In Pennsylvania, the Carlisle Area School District benefits from the flexibility in one-to-one initiatives where each student has access during the school day to a laptop computer or some other device.
(TNS) — The past decade has seen technology add flexibility to instruction, enabling educators to better customize the experience to the individual learner.
At Carlisle Area School District, one form of flexibility has been the one-to-one initiative where each student has access during the school day to a laptop computer or some other device.
This initiative began with a pilot program in the ninth grade in 2013-14, which expanded the following year to all the grade levels at Carlisle High School, said Stephanie Douglas, director of digital learning and technology.
Since then, one-to-one access was implemented at the middle schools in 2017-18 and at all the elementary schools at the start of the current academic year, Douglas said. Prior to one-to-one, student access was limited by the ability of individual teachers to reserve time in a building computer lab, she said.
Switching to one-to-one has made it easier for teachers to incorporate technology and the Internet into classroom lessons and activities, Douglas said. “This allows teachers and students to go into more depth.” By that, she means greater research opportunities that expand access to digital resources.
This has freed up students to operate more independently as engaged stakeholders in their own education, Douglas said. Teachers also are better equipped to individualize the instruction of each student to include remediation and acceleration where appropriate, she said.
“Our curriculum is driven by state and national standards,” said Michael Gogoj, district director of curriculum and instruction. “Our learning goals are rooted in the content areas. How we teach and learn those goals has changed significantly.”
For students and staff, the past decade has seen an even greater movement toward instant access to information at their fingertips. This can present challenges as educators shift part of their focus to teaching students how to navigate and use information.
In particular, students need to have an understanding on the nature of bias and the ability to spot a reliable source from a misleading one, Gogoj said. Educators are also teaching students about the appropriate and responsible use of technology in the digital age, he said.
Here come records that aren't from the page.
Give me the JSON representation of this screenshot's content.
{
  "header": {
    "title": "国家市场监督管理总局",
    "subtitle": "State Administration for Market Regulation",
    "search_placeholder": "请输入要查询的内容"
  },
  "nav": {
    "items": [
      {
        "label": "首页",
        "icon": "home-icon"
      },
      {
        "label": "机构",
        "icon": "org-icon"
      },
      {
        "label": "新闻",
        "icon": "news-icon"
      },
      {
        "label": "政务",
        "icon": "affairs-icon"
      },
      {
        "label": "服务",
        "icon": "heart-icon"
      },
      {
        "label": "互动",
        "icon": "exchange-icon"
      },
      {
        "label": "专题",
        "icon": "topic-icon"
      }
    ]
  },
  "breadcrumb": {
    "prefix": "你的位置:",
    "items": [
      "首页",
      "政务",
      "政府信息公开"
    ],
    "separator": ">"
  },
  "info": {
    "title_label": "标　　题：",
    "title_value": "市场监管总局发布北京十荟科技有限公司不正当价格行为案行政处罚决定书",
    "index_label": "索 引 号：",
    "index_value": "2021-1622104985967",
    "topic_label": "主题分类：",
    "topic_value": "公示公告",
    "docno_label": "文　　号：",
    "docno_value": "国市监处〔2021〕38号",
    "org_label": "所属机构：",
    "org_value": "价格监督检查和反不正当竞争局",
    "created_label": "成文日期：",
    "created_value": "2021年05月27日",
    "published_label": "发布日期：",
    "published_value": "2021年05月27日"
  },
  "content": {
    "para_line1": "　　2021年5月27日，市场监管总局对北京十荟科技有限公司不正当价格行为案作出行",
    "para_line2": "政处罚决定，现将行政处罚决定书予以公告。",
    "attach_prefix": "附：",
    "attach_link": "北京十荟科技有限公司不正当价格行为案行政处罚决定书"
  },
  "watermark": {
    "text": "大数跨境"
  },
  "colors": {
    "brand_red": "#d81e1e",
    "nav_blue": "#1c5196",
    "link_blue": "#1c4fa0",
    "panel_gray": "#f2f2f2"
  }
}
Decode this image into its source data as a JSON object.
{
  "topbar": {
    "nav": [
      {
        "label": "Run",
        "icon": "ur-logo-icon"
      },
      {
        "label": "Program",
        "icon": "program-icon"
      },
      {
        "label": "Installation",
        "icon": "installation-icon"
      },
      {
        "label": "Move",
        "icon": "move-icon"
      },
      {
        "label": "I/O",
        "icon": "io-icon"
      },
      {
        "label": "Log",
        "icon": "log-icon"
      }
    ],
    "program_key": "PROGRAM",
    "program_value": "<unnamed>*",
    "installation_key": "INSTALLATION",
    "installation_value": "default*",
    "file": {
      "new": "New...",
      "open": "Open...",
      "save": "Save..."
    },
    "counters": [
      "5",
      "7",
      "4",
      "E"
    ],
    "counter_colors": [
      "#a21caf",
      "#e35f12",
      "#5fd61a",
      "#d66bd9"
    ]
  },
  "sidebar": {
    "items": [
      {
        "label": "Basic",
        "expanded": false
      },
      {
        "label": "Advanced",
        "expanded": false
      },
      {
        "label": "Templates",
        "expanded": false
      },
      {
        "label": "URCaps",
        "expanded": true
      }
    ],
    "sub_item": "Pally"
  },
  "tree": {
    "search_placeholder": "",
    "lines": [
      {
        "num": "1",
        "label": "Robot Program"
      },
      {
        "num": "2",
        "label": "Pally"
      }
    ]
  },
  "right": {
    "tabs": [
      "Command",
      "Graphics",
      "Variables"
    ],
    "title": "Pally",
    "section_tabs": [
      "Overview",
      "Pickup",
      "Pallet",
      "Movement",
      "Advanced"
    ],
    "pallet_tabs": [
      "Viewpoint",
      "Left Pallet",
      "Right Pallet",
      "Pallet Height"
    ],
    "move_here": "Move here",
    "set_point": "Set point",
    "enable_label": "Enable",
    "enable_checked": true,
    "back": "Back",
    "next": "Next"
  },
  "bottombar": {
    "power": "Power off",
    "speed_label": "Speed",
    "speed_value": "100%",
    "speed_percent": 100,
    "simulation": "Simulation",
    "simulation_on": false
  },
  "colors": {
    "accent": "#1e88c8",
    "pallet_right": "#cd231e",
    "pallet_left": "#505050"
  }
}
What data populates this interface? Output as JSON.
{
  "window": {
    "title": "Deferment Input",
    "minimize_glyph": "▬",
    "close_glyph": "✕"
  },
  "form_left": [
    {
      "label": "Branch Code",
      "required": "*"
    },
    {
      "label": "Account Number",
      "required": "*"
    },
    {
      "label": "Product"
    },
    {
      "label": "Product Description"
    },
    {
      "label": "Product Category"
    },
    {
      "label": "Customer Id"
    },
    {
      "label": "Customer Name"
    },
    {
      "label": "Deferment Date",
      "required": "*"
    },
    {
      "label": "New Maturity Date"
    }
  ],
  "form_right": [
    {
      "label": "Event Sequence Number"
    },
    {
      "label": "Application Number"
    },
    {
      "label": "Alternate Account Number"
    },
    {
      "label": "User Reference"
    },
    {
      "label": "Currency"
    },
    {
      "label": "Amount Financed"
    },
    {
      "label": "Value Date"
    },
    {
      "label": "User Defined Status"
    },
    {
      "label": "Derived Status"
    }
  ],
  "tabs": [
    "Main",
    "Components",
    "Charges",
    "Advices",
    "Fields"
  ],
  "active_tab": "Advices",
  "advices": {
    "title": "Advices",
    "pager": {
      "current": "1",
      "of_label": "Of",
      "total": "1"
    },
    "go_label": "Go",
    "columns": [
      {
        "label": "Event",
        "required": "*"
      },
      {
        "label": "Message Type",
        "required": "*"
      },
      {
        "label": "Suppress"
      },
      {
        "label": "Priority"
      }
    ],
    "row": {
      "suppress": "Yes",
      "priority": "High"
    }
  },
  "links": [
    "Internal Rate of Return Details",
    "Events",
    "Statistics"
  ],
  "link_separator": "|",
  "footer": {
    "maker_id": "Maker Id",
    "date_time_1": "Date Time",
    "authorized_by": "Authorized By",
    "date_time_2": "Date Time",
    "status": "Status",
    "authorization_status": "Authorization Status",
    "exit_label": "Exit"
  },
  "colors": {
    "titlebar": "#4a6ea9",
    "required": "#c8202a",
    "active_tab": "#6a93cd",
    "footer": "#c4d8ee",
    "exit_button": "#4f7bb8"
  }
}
Like Carlisle, the Commonwealth Charter Academy has changed its approach to curriculum in response to student needs. In this decade, the public cyber charter school bought “curriculum in a box” direct from suppliers, said Maurice Flurie, its chief executive officer.
As a result, the majority of its earlier online courses had content that was organized on a strictly linear basis, Flurie said. Teachers did not have the autonomy to tailor the content to the student. Instead, students enrolled in these courses were expected to keep pace with the same static lesson plan with few allowances for remedial instruction or accelerated opportunities.
In recent years, CCA has entered into licensing agreements with a variety of curriculum content providers, Flurie said. The charter school then uses this content to write its own brand of curriculum, which enables students to move through instructional formats suited to their individual pace and style of learning. Depending on the unit and how they are progressing, the student could be receiving instruction through online lessons, video conferences, field trips or live lectures provided by one of the 14 family service centers across Pennsylvania.
The switch was done out of necessity, Flurie said, adding that about two-thirds of the students enrolled in CCA were struggling academically in one or more subject areas. CCA has seen an increase in its statewide enrollment from under 2,000 students in 2009 to just over 10,000 students in the current school year, Fluriesaid. He attributed part of that increase to growing dissatisfaction among parents with the traditional model of public education.
Carlisle Area School District has offered a virtual academy since 1999. Part of its challenge has been to draw Carlisle-area families away from cyber charter schools to the district’s own in-house offerings.
One approach Carlisle has taken is to emphasize a blended approach that incorporates online courses with the hands-on experience of its career and technical education programs, Douglas said. The district also includes in its marketing pitch student access to tutors and counseling services, she said.
About two years ago, CCA launched AgWorks in Harrisburg to provide students with the opportunity to participate in a hands-on internship in an industry standard laboratory setting, Flurie said. Located across from the Farm Show Complex, the AgWorks facility emphasizes careers associated with agriculture.
Because students have the flexibility to tailor an internship to their own interests, their projects can vary from raising Venus flytraps to learning about gene splicing to studying the supply chain management of handling an agribusiness, Flurie said. Planning for AgWorks began about four years ago when school officials decided the school needed a hands-on lab component to teach students marketable skills.
One feature of AgWorks is a fully accessible web-based monitoring system that enables students in remote locations to interface with students working in the labs, Flurie said.
A TechWorks facility could open in the Pittsburgh area starting in the 2020-21 school year, Flurie said. That facility will focus on areas such as virtual reality, artificial intelligence and drone piloting along with the basics in computer programming and web development.
A MedWorks facility focusing on the health care field is planned for the Philadelphia area.
©2019 The Sentinel (Carlisle, Pa.) Distributed by Tribune Content Agency, LLC.